** Your objective **
Provide only the number of lines below that hold "tylko".

** Task data **
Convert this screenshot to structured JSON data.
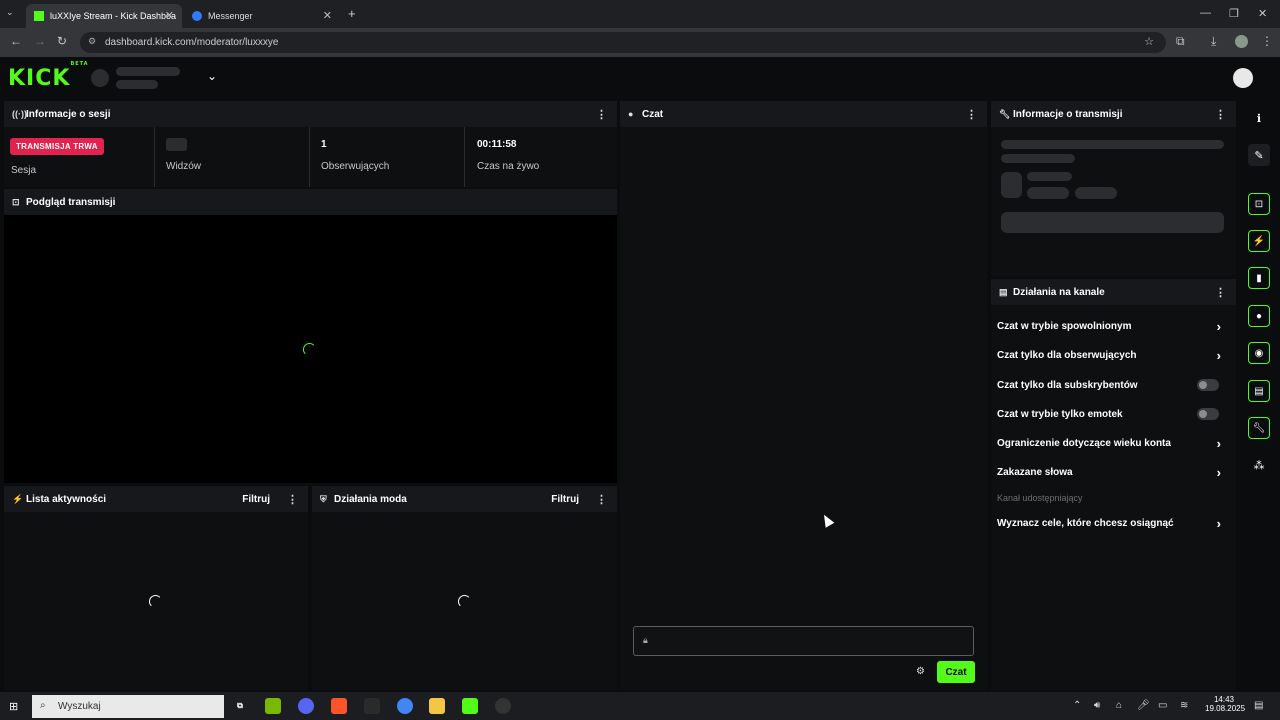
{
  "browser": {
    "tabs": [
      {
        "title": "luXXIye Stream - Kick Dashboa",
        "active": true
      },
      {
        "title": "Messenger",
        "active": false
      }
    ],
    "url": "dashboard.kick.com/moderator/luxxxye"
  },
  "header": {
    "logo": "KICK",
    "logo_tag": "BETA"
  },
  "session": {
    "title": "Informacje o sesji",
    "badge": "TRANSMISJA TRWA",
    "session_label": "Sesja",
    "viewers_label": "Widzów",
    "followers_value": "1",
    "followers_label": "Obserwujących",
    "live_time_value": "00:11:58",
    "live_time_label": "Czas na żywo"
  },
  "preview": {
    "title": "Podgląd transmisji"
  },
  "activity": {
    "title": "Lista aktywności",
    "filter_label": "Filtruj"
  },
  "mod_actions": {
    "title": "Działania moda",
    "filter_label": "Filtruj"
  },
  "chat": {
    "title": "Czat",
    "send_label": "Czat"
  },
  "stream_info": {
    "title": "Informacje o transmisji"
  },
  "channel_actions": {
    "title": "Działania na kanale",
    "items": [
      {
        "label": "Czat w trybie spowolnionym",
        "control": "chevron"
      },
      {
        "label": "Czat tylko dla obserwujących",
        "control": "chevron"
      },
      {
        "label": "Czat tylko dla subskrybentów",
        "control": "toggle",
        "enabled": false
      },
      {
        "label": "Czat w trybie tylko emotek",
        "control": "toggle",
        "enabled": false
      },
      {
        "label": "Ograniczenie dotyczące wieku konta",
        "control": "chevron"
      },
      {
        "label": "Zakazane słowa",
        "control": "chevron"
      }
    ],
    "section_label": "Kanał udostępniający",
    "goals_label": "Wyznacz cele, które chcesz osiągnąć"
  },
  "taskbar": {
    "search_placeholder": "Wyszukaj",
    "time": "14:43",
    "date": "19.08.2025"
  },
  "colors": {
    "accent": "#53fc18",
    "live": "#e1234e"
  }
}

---

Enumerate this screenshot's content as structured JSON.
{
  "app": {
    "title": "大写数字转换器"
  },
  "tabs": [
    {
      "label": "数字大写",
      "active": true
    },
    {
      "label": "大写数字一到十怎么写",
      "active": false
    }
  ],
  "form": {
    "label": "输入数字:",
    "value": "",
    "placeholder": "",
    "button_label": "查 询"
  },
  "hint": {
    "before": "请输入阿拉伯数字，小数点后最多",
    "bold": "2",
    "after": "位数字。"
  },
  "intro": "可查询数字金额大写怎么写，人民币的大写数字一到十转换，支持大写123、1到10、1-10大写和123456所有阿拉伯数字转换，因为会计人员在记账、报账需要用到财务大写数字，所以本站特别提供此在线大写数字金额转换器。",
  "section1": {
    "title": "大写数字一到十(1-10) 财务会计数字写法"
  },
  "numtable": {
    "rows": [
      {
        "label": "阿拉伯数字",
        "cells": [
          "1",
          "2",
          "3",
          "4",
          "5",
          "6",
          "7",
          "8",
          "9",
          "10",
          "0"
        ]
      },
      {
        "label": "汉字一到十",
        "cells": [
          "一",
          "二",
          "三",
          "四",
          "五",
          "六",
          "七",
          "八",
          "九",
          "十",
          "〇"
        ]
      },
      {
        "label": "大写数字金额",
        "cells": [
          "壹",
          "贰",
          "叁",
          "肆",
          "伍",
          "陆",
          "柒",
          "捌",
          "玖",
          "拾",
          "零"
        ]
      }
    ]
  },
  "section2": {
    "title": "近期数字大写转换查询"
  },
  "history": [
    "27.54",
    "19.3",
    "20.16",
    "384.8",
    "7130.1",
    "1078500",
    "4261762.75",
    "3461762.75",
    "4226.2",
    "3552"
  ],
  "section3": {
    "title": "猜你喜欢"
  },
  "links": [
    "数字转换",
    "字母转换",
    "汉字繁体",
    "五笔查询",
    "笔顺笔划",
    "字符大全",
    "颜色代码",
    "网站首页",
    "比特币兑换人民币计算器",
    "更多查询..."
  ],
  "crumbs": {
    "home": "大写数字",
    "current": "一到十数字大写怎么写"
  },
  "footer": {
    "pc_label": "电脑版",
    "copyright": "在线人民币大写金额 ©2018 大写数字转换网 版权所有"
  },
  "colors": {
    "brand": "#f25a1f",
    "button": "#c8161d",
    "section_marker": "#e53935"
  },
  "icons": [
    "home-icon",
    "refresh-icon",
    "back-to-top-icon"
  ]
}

** Result for this task **
3